Task to complete: Lines that include the string "left" are the ones to copy from the entries below.

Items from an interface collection
*** Begin section ***

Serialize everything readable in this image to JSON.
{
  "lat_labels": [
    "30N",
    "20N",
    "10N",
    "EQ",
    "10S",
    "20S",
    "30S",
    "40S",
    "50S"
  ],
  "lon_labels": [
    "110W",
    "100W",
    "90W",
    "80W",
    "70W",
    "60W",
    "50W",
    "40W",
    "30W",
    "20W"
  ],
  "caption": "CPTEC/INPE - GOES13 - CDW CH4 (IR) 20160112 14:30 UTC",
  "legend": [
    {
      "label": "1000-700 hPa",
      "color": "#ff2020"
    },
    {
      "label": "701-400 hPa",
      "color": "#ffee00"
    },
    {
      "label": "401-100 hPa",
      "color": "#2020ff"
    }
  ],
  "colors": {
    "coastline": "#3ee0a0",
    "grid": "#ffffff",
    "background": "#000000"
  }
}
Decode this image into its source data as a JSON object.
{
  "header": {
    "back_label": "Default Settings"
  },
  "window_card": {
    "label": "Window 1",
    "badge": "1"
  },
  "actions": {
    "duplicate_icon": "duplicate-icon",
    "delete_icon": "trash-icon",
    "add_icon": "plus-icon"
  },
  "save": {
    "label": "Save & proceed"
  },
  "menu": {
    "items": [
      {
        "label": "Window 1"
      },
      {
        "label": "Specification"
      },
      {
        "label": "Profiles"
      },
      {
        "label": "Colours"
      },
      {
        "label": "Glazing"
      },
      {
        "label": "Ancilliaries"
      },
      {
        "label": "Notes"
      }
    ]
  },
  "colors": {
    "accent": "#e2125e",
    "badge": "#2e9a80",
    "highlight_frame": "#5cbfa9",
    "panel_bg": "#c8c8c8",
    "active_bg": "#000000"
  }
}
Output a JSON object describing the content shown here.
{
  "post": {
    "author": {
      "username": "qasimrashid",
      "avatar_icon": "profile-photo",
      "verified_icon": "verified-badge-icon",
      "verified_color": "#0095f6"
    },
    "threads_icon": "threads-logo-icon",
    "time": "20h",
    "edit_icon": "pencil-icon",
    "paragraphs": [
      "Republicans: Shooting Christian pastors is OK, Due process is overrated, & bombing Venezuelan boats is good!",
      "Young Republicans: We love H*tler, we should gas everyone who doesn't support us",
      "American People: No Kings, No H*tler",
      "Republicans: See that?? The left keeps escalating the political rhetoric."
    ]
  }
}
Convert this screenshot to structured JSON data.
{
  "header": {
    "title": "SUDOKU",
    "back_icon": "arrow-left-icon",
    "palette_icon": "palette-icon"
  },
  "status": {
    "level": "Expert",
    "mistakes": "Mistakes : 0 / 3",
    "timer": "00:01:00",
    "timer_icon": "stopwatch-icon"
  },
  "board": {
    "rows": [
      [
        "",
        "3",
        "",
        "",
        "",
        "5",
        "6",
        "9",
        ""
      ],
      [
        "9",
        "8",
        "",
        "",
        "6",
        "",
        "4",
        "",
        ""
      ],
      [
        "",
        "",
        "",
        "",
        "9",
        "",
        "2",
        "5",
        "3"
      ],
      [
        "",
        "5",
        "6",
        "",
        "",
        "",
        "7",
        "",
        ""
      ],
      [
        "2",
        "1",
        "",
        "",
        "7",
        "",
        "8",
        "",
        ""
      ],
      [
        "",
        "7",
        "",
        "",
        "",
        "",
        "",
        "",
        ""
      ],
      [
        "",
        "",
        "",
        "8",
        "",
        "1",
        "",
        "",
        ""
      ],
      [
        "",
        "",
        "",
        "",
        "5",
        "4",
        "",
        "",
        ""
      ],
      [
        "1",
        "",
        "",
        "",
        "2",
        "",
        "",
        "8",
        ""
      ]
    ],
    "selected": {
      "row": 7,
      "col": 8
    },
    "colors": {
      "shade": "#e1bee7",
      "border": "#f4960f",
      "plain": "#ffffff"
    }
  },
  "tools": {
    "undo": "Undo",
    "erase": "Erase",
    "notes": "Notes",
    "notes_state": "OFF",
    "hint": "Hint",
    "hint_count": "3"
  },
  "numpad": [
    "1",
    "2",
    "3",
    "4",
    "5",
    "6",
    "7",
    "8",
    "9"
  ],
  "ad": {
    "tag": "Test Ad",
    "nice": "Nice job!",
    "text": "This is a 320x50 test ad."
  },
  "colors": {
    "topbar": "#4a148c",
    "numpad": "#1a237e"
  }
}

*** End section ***

Your solution:
      "Republicans: See that?? The left keeps escalating the political rhetoric."
    "back_icon": "arrow-left-icon",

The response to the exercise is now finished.